F. Gilbert Hills State Forest straddles the Wrentham/Foxboro line and has miles and miles of trails. Today I was joined by a fellow hiker and we explored the west side of the property. We started from a parking area on Thurston Street in Wrentham just west of the town line. We passed the gate and started heading up the Megley Trail which is a stone covered access road that slowly winds uphill. We came across a few watering holes. Most were dry due to the lack of rain this year. One, however, still had quite a bit of water in it and several lily pads. We also came across some very large rock outcrops along the way. At the end of the Megley Trail we turned left onto High Rock Road for a bit then turned right onto Messenger Road. We soon could see a shelter in the woods. We turned onto a narrow trail that led to the shelter. At the shelter we turned left onto the white dot blazed Warner Trail. The Warner Trail is a 33 mile trail that runs from Diamond Hill in Cumberland to Canton. We then followed the Warner Trail to High Rock. At the top of High Rock there is the remains of a survey disk. From High Rock we made our way down some stairs to the road. There is a a very tall radio tower here. We turned left onto the road toward the gate. Just to the right of the gate the white dot blazed Warner Trail continues. This section of the hike meanders through areas of rather impressive ledges. We continued following the Warner Trail until we reached the blue blazed Acorn Trail. Here we turned left following the trail that is mostly downhill and rather rocky. At the end of the Acorn Trail we turned right back onto the Megley Trail and retraced our steps back to the parking area. We came across a chipmunk and some dragonflies on this hike.

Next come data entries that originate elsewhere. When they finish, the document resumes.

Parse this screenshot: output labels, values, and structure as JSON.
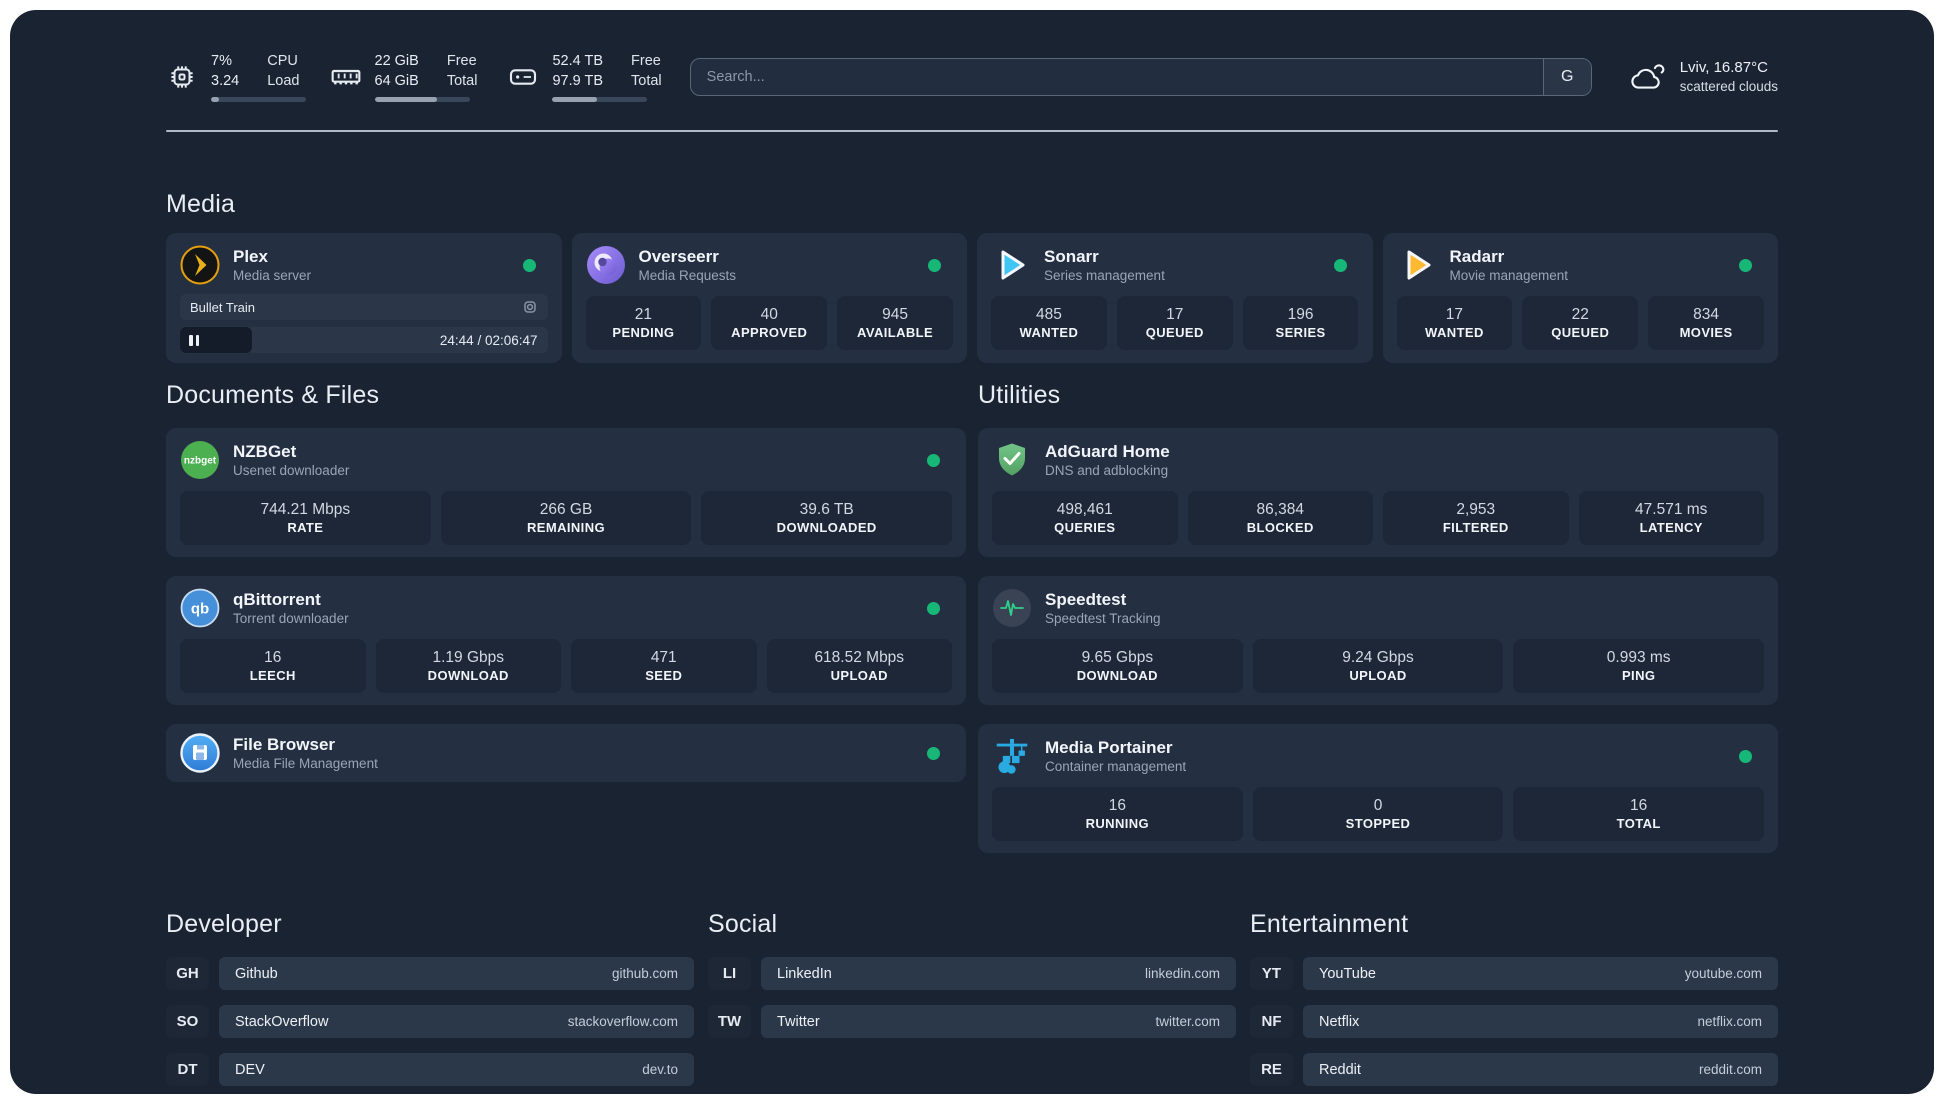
{
  "colors": {
    "status_online": "#17B877",
    "accent_plex": "#E5A00D",
    "accent_sonarr": "#41C5F2",
    "accent_radarr": "#FFB930",
    "accent_portainer": "#29ABE2"
  },
  "header": {
    "system_stats": [
      {
        "icon": "cpu-icon",
        "line1": "7%",
        "line2": "3.24",
        "label1": "CPU",
        "label2": "Load",
        "progress_pct": 8
      },
      {
        "icon": "memory-icon",
        "line1": "22 GiB",
        "line2": "64 GiB",
        "label1": "Free",
        "label2": "Total",
        "progress_pct": 66
      },
      {
        "icon": "disk-icon",
        "line1": "52.4 TB",
        "line2": "97.9 TB",
        "label1": "Free",
        "label2": "Total",
        "progress_pct": 47
      }
    ],
    "search": {
      "placeholder": "Search...",
      "engine_button": "G"
    },
    "weather": {
      "summary": "Lviv, 16.87°C",
      "condition": "scattered clouds"
    }
  },
  "sections": {
    "media": {
      "title": "Media",
      "plex": {
        "title": "Plex",
        "subtitle": "Media server",
        "now_playing": "Bullet Train",
        "progress_pct": 19.5,
        "time": "24:44 / 02:06:47"
      },
      "overseerr": {
        "title": "Overseerr",
        "subtitle": "Media Requests",
        "stats": [
          {
            "value": "21",
            "label": "PENDING"
          },
          {
            "value": "40",
            "label": "APPROVED"
          },
          {
            "value": "945",
            "label": "AVAILABLE"
          }
        ]
      },
      "sonarr": {
        "title": "Sonarr",
        "subtitle": "Series management",
        "stats": [
          {
            "value": "485",
            "label": "WANTED"
          },
          {
            "value": "17",
            "label": "QUEUED"
          },
          {
            "value": "196",
            "label": "SERIES"
          }
        ]
      },
      "radarr": {
        "title": "Radarr",
        "subtitle": "Movie management",
        "stats": [
          {
            "value": "17",
            "label": "WANTED"
          },
          {
            "value": "22",
            "label": "QUEUED"
          },
          {
            "value": "834",
            "label": "MOVIES"
          }
        ]
      }
    },
    "documents": {
      "title": "Documents & Files",
      "nzbget": {
        "title": "NZBGet",
        "subtitle": "Usenet downloader",
        "stats": [
          {
            "value": "744.21 Mbps",
            "label": "RATE"
          },
          {
            "value": "266 GB",
            "label": "REMAINING"
          },
          {
            "value": "39.6 TB",
            "label": "DOWNLOADED"
          }
        ]
      },
      "qbittorrent": {
        "title": "qBittorrent",
        "subtitle": "Torrent downloader",
        "stats": [
          {
            "value": "16",
            "label": "LEECH"
          },
          {
            "value": "1.19 Gbps",
            "label": "DOWNLOAD"
          },
          {
            "value": "471",
            "label": "SEED"
          },
          {
            "value": "618.52 Mbps",
            "label": "UPLOAD"
          }
        ]
      },
      "filebrowser": {
        "title": "File Browser",
        "subtitle": "Media File Management"
      }
    },
    "utilities": {
      "title": "Utilities",
      "adguard": {
        "title": "AdGuard Home",
        "subtitle": "DNS and adblocking",
        "stats": [
          {
            "value": "498,461",
            "label": "QUERIES"
          },
          {
            "value": "86,384",
            "label": "BLOCKED"
          },
          {
            "value": "2,953",
            "label": "FILTERED"
          },
          {
            "value": "47.571 ms",
            "label": "LATENCY"
          }
        ]
      },
      "speedtest": {
        "title": "Speedtest",
        "subtitle": "Speedtest Tracking",
        "stats": [
          {
            "value": "9.65 Gbps",
            "label": "DOWNLOAD"
          },
          {
            "value": "9.24 Gbps",
            "label": "UPLOAD"
          },
          {
            "value": "0.993 ms",
            "label": "PING"
          }
        ]
      },
      "portainer": {
        "title": "Media Portainer",
        "subtitle": "Container management",
        "stats": [
          {
            "value": "16",
            "label": "RUNNING"
          },
          {
            "value": "0",
            "label": "STOPPED"
          },
          {
            "value": "16",
            "label": "TOTAL"
          }
        ]
      }
    },
    "links": {
      "developer": {
        "title": "Developer",
        "items": [
          {
            "abbr": "GH",
            "name": "Github",
            "url": "github.com"
          },
          {
            "abbr": "SO",
            "name": "StackOverflow",
            "url": "stackoverflow.com"
          },
          {
            "abbr": "DT",
            "name": "DEV",
            "url": "dev.to"
          }
        ]
      },
      "social": {
        "title": "Social",
        "items": [
          {
            "abbr": "LI",
            "name": "LinkedIn",
            "url": "linkedin.com"
          },
          {
            "abbr": "TW",
            "name": "Twitter",
            "url": "twitter.com"
          }
        ]
      },
      "entertainment": {
        "title": "Entertainment",
        "items": [
          {
            "abbr": "YT",
            "name": "YouTube",
            "url": "youtube.com"
          },
          {
            "abbr": "NF",
            "name": "Netflix",
            "url": "netflix.com"
          },
          {
            "abbr": "RE",
            "name": "Reddit",
            "url": "reddit.com"
          }
        ]
      }
    }
  }
}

Trail Map can be found at: F. Gilbert Hills West.

Stairs Along The Warner Trail

Stairs Along The Warner Trail

Harold B. Clark Town Forest – Foxboro

  • Harold B.Clark TownForest
  • Forest Road, Foxboro, MA
  • Trailhead: 42° 3’56.72″N, 71°16’24.21″W
  • Last Time Hiked: May 2, 2014
  • Approximate distance hiked: 1.2 miles
  • Easy with some slight elevation.


The Upper Dam Pond in Foxboro is surrounded by a town forest that has a series of trails cutting through it. Starting from a cul-de-sac at the end of Forest Road we made our way into the forest for our third hike of the day. There are two trails that lead from the cul-de-sac. We took the one to the right that is gated and labeled “Fire Road”. The trail quickly comes to an intersection to the right. We continued straight until we came to a trail to the right that leads to the shore of the pond. After exploring the shores edge for a bit, we continued on the main trail bearing right at the next intersection. This section is part of the Warner Trail (a trail that runs from Cumberland to Canton). We followed this trail crossing a very active spring brook (as we had plenty of rain the last two days) and ignoring a trail that spurred off to the left. Ahead we came to a sign for the Warner Trail. Here we turned right and followed the ridge of an old dam. To the left was a marshy area and to the right was the pond. We came across turtles hear. After crossing the next bridge we followed the trail bearing to the right as it slowly climbed uphill before returning to the entrance trail. Here we turned left to go back to the car. This is area is also used for off road bicycling.


I did not find a trail map on-line for this hike.

The Pond

The Pond